Most of the corporate bipartisan givers have obvious agendas. The Pharmaceutical Industry, which is fighting congressional reforms that would allow Americans to import drugs from countries with cheaper prescription costs, has four major companies on the dual-givers list, Amgen, Pfizer, AstraZenega and Bristol-Myers Squibb, which also helped pay for a private concert by the Boston Pops held for Senator Ted Kennedy at Boston's Symphony Hall. Pfizer CEO Hank McKinnel, chair of PhRMA, the industry's powerful Washington trade group, has been singled out by Republicans as a key convention benefactor.
All the big Washington lobbying powerhouses will all have presences in New York during the Republican extravaganza. Not surprisingly most of their events honor the chairmen of key committees important to their particular industries, like representative Michael Oxley (R-Ohio), chair of the House Committee on Financial Services, who will be toasted by Frank Sinatra Jr. at a party funded by the Securities Industry Association and the Bond Market Association at the ritzy Penthouse 15.

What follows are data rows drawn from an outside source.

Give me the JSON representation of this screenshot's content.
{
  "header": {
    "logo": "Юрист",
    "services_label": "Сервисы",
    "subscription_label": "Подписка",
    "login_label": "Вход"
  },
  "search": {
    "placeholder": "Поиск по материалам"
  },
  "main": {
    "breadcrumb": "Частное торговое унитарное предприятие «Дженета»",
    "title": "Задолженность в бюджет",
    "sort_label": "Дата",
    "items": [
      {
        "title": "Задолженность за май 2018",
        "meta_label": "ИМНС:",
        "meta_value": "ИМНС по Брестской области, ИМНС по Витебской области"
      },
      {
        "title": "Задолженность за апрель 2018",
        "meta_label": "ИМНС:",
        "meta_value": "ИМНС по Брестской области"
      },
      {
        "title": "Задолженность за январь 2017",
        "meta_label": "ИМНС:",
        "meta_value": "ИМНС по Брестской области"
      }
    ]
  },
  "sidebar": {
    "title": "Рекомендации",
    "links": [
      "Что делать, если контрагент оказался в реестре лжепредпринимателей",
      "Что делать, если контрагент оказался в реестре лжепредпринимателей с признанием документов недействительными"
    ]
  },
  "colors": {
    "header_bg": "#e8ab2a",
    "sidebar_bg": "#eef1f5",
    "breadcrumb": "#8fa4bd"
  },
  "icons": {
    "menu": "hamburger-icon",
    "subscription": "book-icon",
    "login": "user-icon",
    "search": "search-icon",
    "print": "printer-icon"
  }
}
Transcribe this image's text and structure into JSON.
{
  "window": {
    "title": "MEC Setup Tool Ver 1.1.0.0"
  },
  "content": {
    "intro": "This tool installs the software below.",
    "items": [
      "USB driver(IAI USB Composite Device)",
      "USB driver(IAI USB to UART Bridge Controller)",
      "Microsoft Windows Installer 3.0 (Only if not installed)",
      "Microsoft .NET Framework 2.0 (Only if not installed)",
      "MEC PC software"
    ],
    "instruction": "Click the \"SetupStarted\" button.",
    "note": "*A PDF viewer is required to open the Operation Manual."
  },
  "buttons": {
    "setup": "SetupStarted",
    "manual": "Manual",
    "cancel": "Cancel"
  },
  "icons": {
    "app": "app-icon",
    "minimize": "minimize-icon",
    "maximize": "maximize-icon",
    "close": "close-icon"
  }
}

The American Gas Association is helping fund at least seven events honoring key legislators. "We want to raise the visibility of natural gas issues in a fun atmosphere," AGA spokeswoman Peggy Laramie recently told the Atlanta Journal Constitution. The AGA has budgeted $700,000 for parties at the two conventions. Among the bashes will be a "Honky-Tonk Salute" to Representative Joe Barton (R-Texas), chair of the crucial Committee on Energy and Commerce. His high profile bash is also being paid for by the Nuclear Energy Institute, the National Mining Association and the Edison Electric Institute, trade association for the electric power industry.
"We're talking about vast sums of money, all of it spent with the goal of gaining access. Money paves the way for the lobbyists to come and do their work," says Steve Weiss, communications director of the Center for Responsive Politics. "The conventions are the last bastion of soft-money giving at the federal level." The Center filed a petition with the FEC protesting that the convention host committees were actually soft money conduits for the political parties, but despite the fact that their combined take will be over $250 million the FEC failed to act.
FEC Chair Bradley Smith, the nation's most important appointee charged with enforcing McCain/Feingold, has made no secret of his disdain for the legislation. Smith, who calls any limits on campaign contributions violations of First Amendment rights to free speech, even told the Wall Street Journal that "the most sensible reform is a simple one: repeal of the Federal Election Campaign Act."
Most advocates of reform say the single biggest obstacle to removing the special interest money from American democracy is, ironically, the FEC. The nation's most important watchdog against abuse of the political system, is an ally of special interests, beholden to the two main parties, and condemned to permanent deadlock on issues of importance because of structural problems.
Mark Glaze of the Campaign Legal Center sums up the current state of reform when he says, "The FEC may be the only agency that works exactly as congress intended it to, which is to say, not at all."